Perhaps underestimating Texans’ fierce ethic of individual property rights, TransCanada has taken a heavy-handed approach to gathering local support for this project, according to coverage in the Los Angeles Times. In growing numbers, East Texans are becoming unnerved by a foreign company showing up on their properties unannounced, dictating terms and sending out land agents with complicated easement agreements ready for the landowner to sign. (TransCanada isn’t quite so kind in South Dakota, where the company has filed more than a dozen lawsuits against property owners in an effort to condemn land under “eminent domain.”)

State Department Refuses to Release Information on Tar Sands Oil Pipeline

The U.S. State Department notified a coalition of environmental groups last week that it has denied their Freedom of Information Act (FOIA) request for correspondence between the agency and a former presidential campaign staffer of Hillary Clinton’s, who, in his new role as oil industry lobbyist, is seeking Secretary of State Clinton’s approval for a tar sands oil pipeline.

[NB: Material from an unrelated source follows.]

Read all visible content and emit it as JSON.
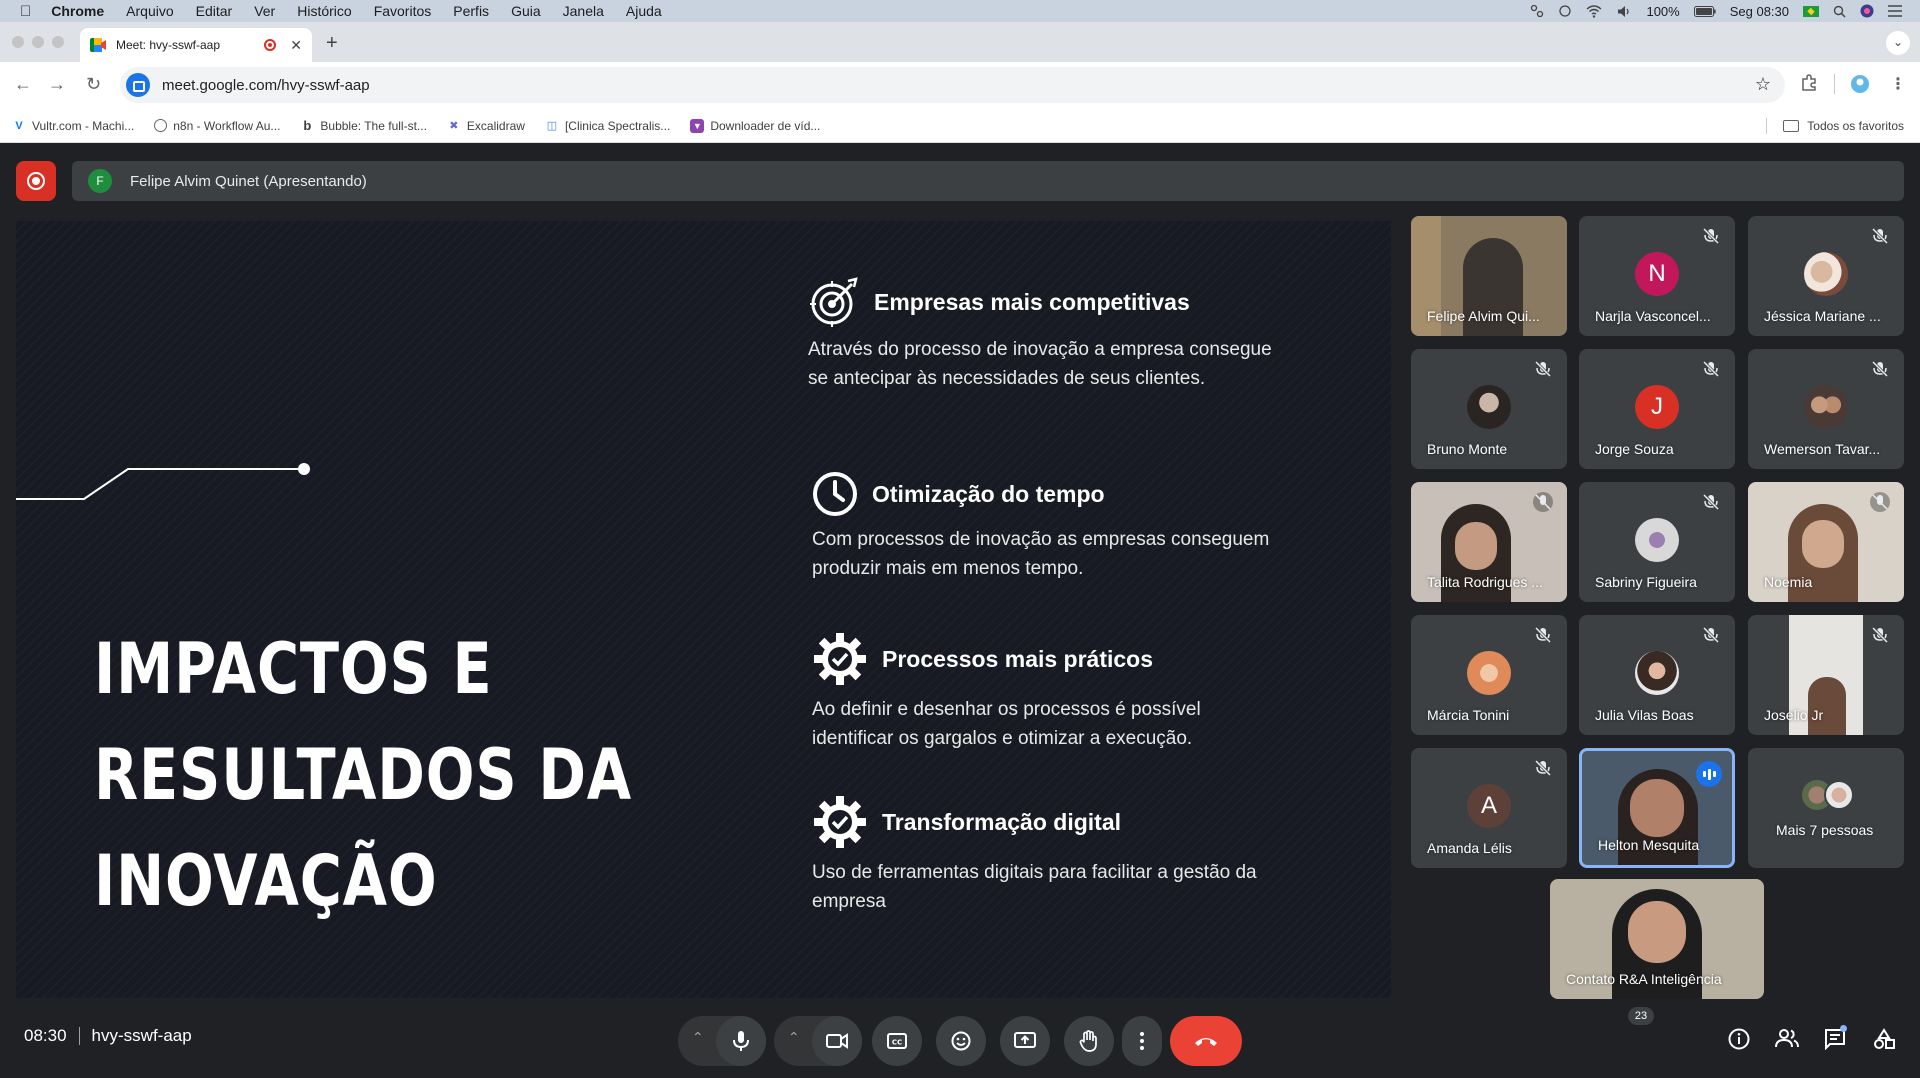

The coalition, including Friends of the Earth, the Center for International Environmental Law, and Corporate Ethics International submitted a FOIA request in December targeted at Paul Elliott, now a lead lobbyist for TransCanada, the company aiming to build the controversial Keystone XL Pipeline that would bring 900,000 barrels a day of dirty tar sands over 2,000 miles through Montana, South Dakota, Nebraska, Kansas, Oklahoma and Texas, and a further 1,661 miles to refineries on the Gulf Coast.

The State Department denied the FOIA request on the grounds that the groups had not “reasonably described the records [they sought] in a way that someone familiar with Department records and programs could locate them” and cited the groups’ request for a waiver on the fees associated with the processing of the FOIA as reason to deny their request.

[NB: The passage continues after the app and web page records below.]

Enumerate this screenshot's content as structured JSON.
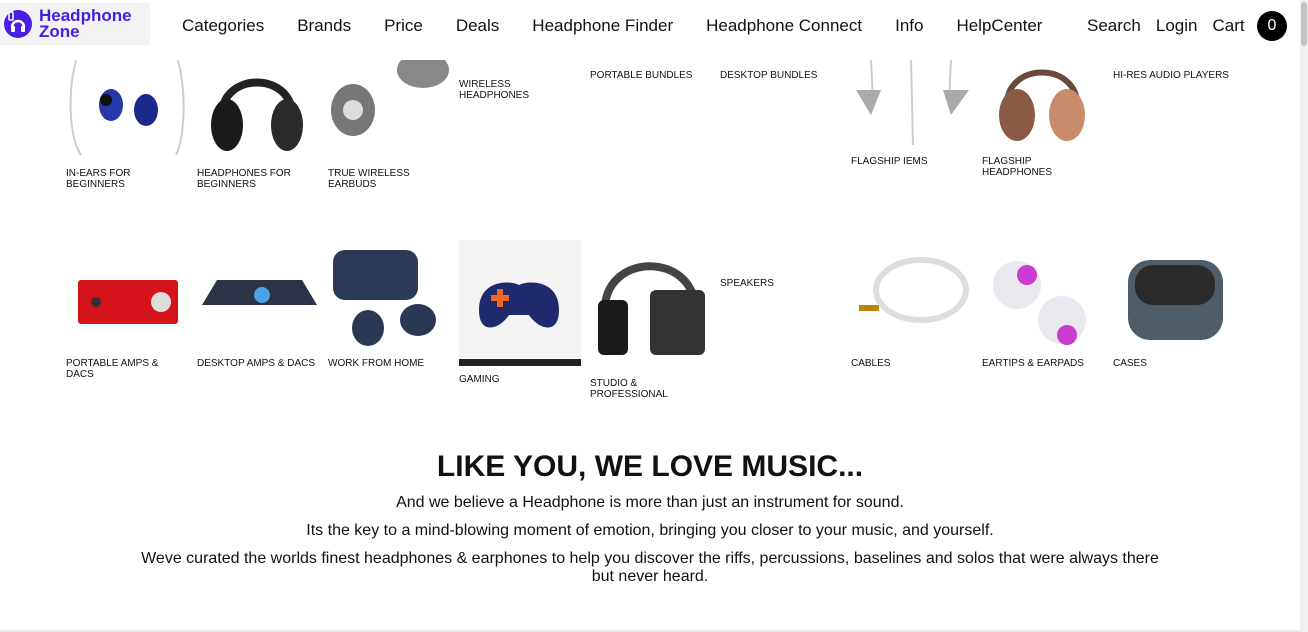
{
  "header": {
    "logo_text_1": "Headphone",
    "logo_text_2": "Zone",
    "nav": [
      "Categories",
      "Brands",
      "Price",
      "Deals",
      "Headphone Finder",
      "Headphone Connect",
      "Info",
      "HelpCenter"
    ],
    "search": "Search",
    "login": "Login",
    "cart": "Cart",
    "cart_count": "0"
  },
  "categories": {
    "row1": [
      "IN-EARS FOR BEGINNERS",
      "HEADPHONES FOR BEGINNERS",
      "TRUE WIRELESS EARBUDS",
      "WIRELESS HEADPHONES",
      "PORTABLE BUNDLES",
      "DESKTOP BUNDLES",
      "FLAGSHIP IEMS",
      "FLAGSHIP HEADPHONES",
      "HI-RES AUDIO PLAYERS"
    ],
    "row2": [
      "PORTABLE AMPS & DACS",
      "DESKTOP AMPS & DACS",
      "WORK FROM HOME",
      "GAMING",
      "STUDIO & PROFESSIONAL",
      "SPEAKERS",
      "CABLES",
      "EARTIPS & EARPADS",
      "CASES"
    ]
  },
  "intro": {
    "headline": "LIKE YOU, WE LOVE MUSIC...",
    "p1": "And we believe a Headphone is more than just an instrument for sound.",
    "p2": "Its the key to a mind-blowing moment of emotion, bringing you closer to your music, and yourself.",
    "p3": "Weve curated the worlds finest headphones & earphones to help you discover the riffs, percussions, baselines and solos that were always there but never heard."
  },
  "colors": {
    "brand": "#4a1ee0",
    "text": "#111111",
    "cart_badge": "#000000"
  }
}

Marcie Keever, legal director for Friends of the Earth argues that the State Department did not have legitimate legal grounds to deny the FOIA request.

Groups Question Clinton Ties to Oil Lobby & Impact on State Department Keystone Tar Sands Pipeline Decision

A coalition of organizations composed of Friends of the Earth, the Center for International Environmental Law, and Corporate Ethics International submitted a Freedom of Information Act request [PDF] this week asking for all communications between the agency and a former presidential campaign manager for Hillary Clinton.

Paul Elliot, the lobbyist in question, served as national deputy director and chief of staff for delegate selection for Clinton’s Presidential campaign committee.  He’s now a lobbyist for TransCanada, the company aiming to build the controversial 2,151 mile-long Keystone XL Pipeline.  

The above organizations are concerned about how the relationship between Secretary of State Clinton and Elliot may impact the approval process for the controversial tar sands pipeline.  For the coalition of watchdog organizations, this is just the latest in a series of developments that cast doubt on whether the State Department is fulfilling its obligations to conduct an exhaustive and transparent review of the environmental and public health dangers of the proposed pipeline.

New Ad Asks President Obama To Stop Keystone XL Tar Sands Oil Pipeline

The proposed Keystone XL pipeline would carry oil extracted from Canada’s dirty tar sands over 2,000 miles through two provinces and six U.S. states to Gulf Coast refineries. Unless it is stopped, the U.S. and Canada are set to continue guaranteeing decades of mutual, self-inflicted oil addiction.

Pages

Subscribe to keystone xl pipeline